Your task:
Pull every line containing "data" from the listing below.

Records for the task:
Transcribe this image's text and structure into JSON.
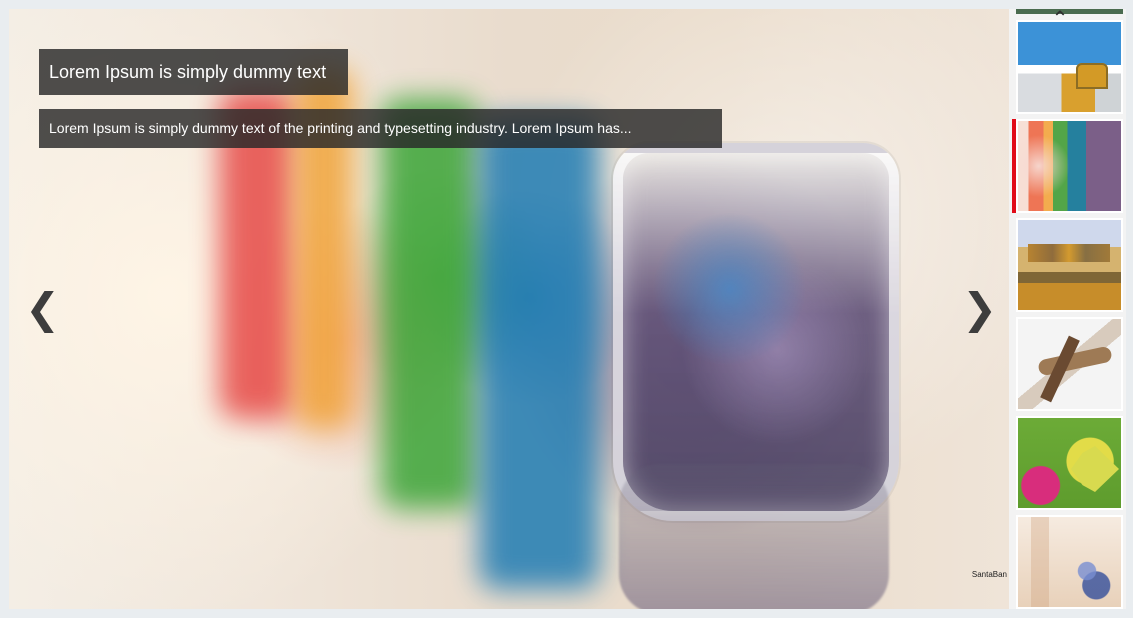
{
  "slider": {
    "title": "Lorem Ipsum is simply dummy text",
    "description": "Lorem Ipsum is simply dummy text of the printing and typesetting industry. Lorem Ipsum has...",
    "credit": "SantaBan",
    "prev_arrow": "❮",
    "next_arrow": "❯"
  },
  "sidebar": {
    "up_arrow": "⌃",
    "fullscreen_icon": "⤢",
    "active_index": 2
  },
  "thumbnails": [
    {
      "name": "temple-thumbnail"
    },
    {
      "name": "glasses-thumbnail"
    },
    {
      "name": "sunset-temple-thumbnail"
    },
    {
      "name": "wooden-plane-thumbnail"
    },
    {
      "name": "butterfly-thumbnail"
    },
    {
      "name": "cards-thumbnail"
    }
  ],
  "colors": {
    "active_indicator": "#e10b18",
    "caption_background": "#282828",
    "arrow": "#3d3d3d"
  }
}
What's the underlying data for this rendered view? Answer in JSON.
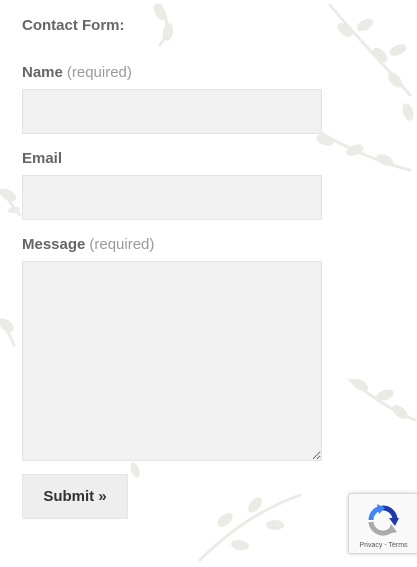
{
  "form": {
    "title": "Contact Form:",
    "fields": [
      {
        "label": "Name",
        "hint": "(required)",
        "value": ""
      },
      {
        "label": "Email",
        "hint": "",
        "value": ""
      },
      {
        "label": "Message",
        "hint": "(required)",
        "value": ""
      }
    ],
    "submit_label": "Submit »"
  },
  "recaptcha": {
    "icon": "recaptcha-icon",
    "privacy_label": "Privacy",
    "separator": "-",
    "terms_label": "Terms"
  },
  "colors": {
    "input_background": "#f1f1f1",
    "label_text": "#666666",
    "hint_text": "#9a9a9a",
    "recaptcha_blue": "#1c3aa9",
    "recaptcha_lightblue": "#4285f4",
    "recaptcha_gray": "#ababab"
  }
}
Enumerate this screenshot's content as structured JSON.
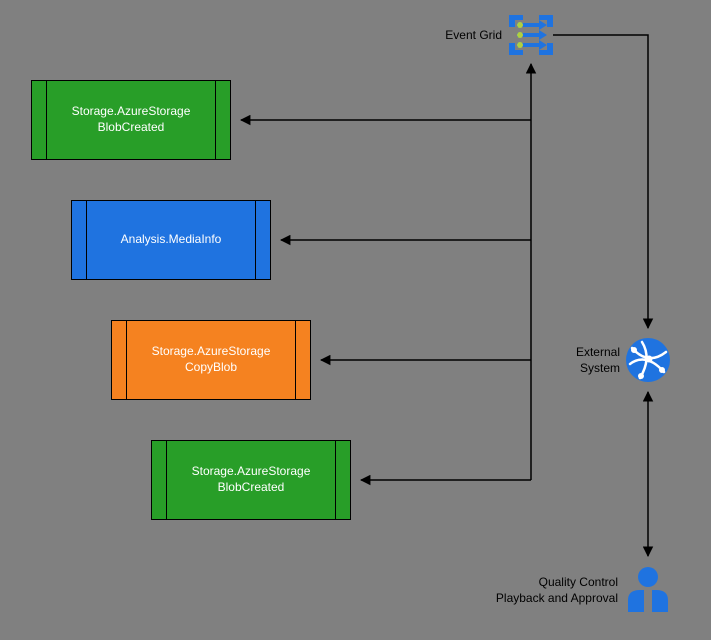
{
  "eventGrid": {
    "label": "Event Grid"
  },
  "externalSystem": {
    "label_line1": "External",
    "label_line2": "System"
  },
  "qc": {
    "label_line1": "Quality Control",
    "label_line2": "Playback and Approval"
  },
  "boxes": {
    "b1": {
      "line1": "Storage.AzureStorage",
      "line2": "BlobCreated"
    },
    "b2": {
      "line1": "Analysis.MediaInfo"
    },
    "b3": {
      "line1": "Storage.AzureStorage",
      "line2": "CopyBlob"
    },
    "b4": {
      "line1": "Storage.AzureStorage",
      "line2": "BlobCreated"
    }
  }
}
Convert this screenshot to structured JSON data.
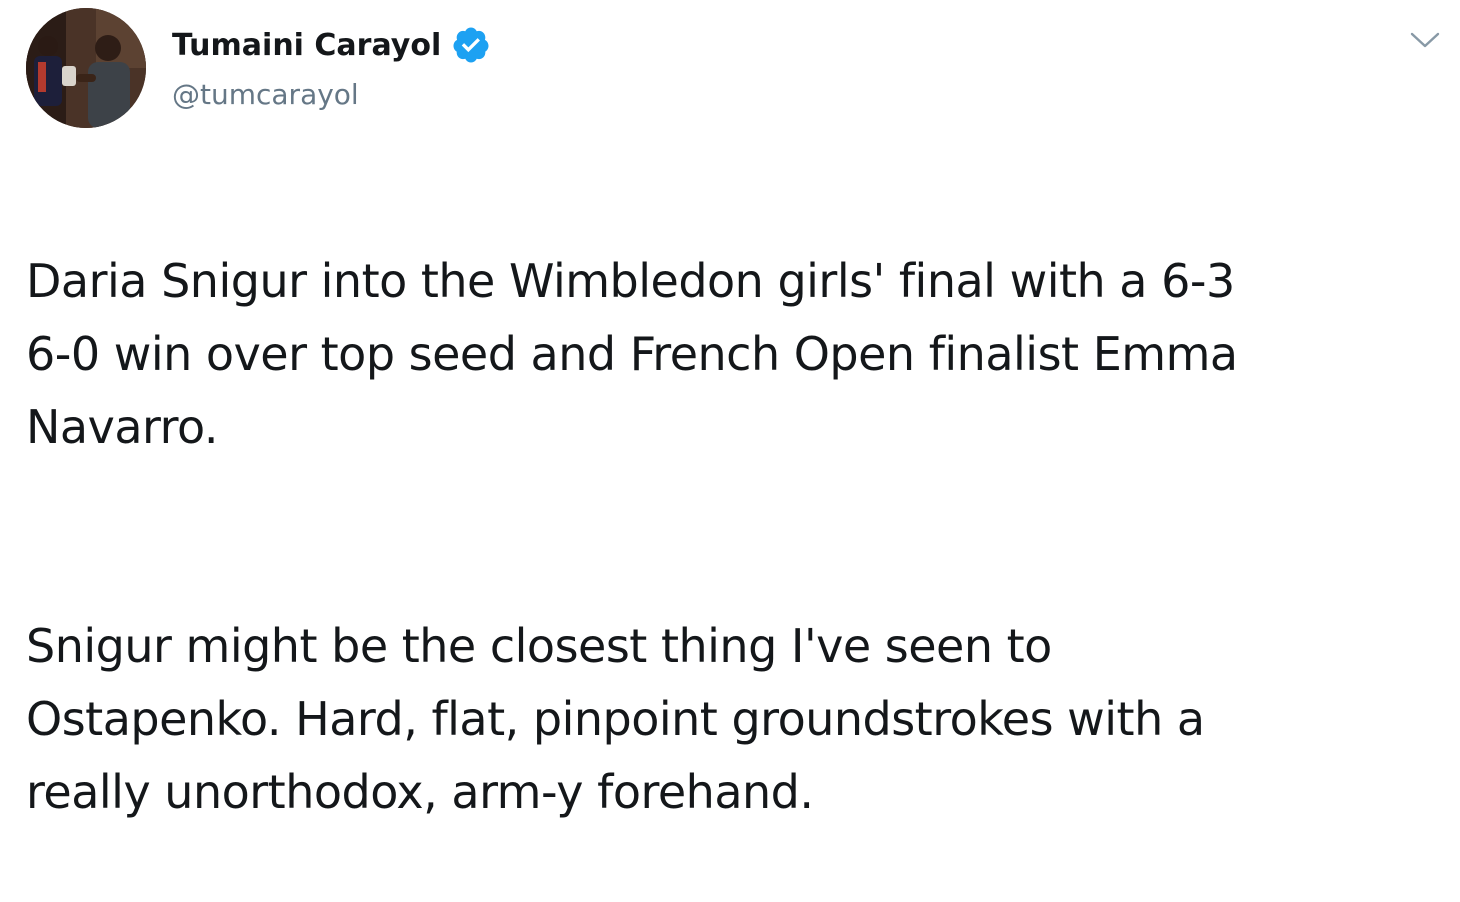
{
  "user": {
    "display_name": "Tumaini Carayol",
    "handle": "@tumcarayol",
    "verified": true
  },
  "tweet": {
    "paragraphs": [
      "Daria Snigur into the Wimbledon girls' final with a 6-3\n6-0 win over top seed and French Open finalist Emma\nNavarro.",
      "Snigur might be the closest thing I've seen to\nOstapenko. Hard, flat, pinpoint groundstrokes with a\nreally unorthodox, arm-y forehand."
    ]
  },
  "icons": {
    "verified": "verified-badge-icon",
    "menu": "chevron-down-icon"
  },
  "colors": {
    "verified_blue": "#1da1f2",
    "handle_gray": "#657786",
    "text": "#14171a"
  }
}
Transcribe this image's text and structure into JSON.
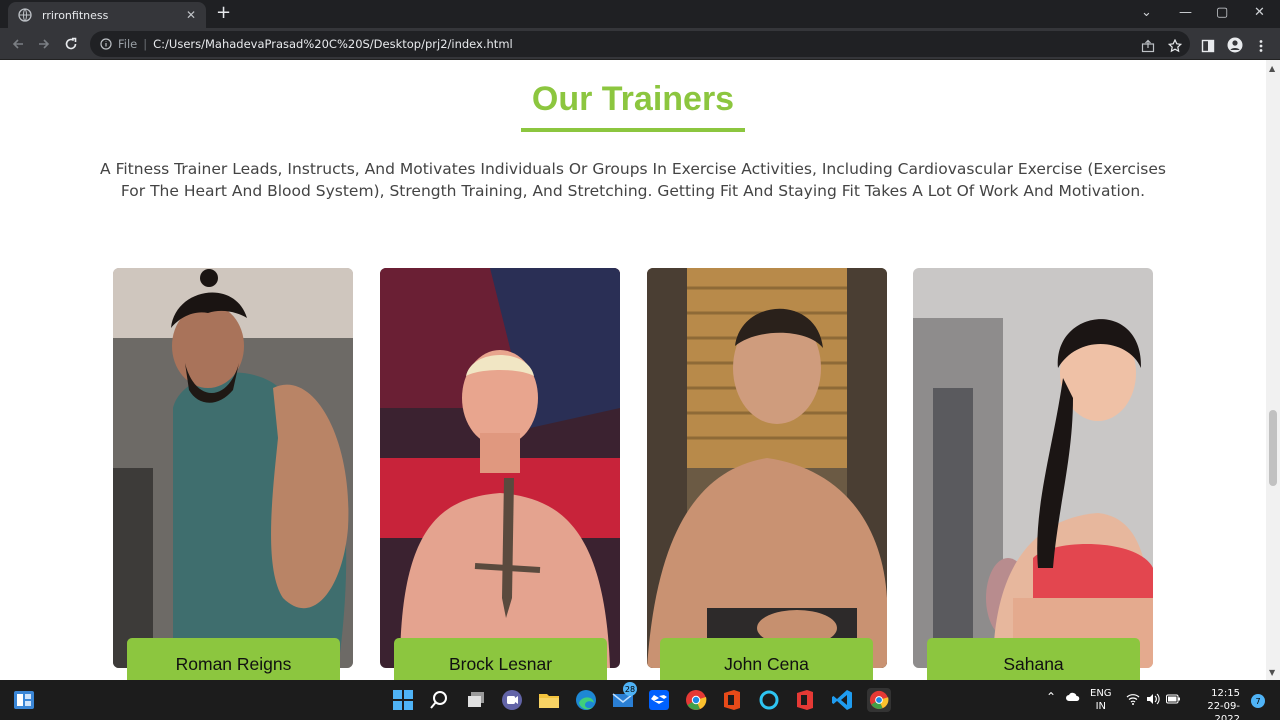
{
  "browser": {
    "tab_title": "rrironfitness",
    "address_scheme": "File",
    "address_url": "C:/Users/MahadevaPrasad%20C%20S/Desktop/prj2/index.html"
  },
  "page": {
    "section_title": "Our Trainers",
    "intro": "A Fitness Trainer Leads, Instructs, And Motivates Individuals Or Groups In Exercise Activities, Including Cardiovascular Exercise (Exercises For The Heart And Blood System), Strength Training, And Stretching. Getting Fit And Staying Fit Takes A Lot Of Work And Motivation.",
    "trainers": [
      {
        "name": "Roman Reigns"
      },
      {
        "name": "Brock Lesnar"
      },
      {
        "name": "John Cena"
      },
      {
        "name": "Sahana"
      }
    ],
    "accent_color": "#8cc63f"
  },
  "taskbar": {
    "language": "ENG",
    "region": "IN",
    "time": "12:15",
    "date": "22-09-2022",
    "mail_badge": "28",
    "notification_count": "7"
  }
}
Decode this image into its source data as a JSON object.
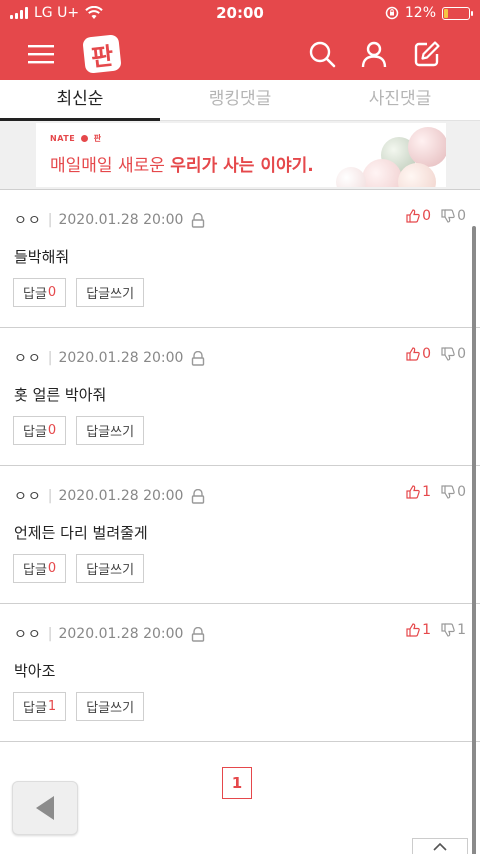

Answer to the problem:
What's the underlying data for this rendered view? Answer in JSON.
Convert this screenshot to structured JSON data.
Decode this image into its source data as a JSON object.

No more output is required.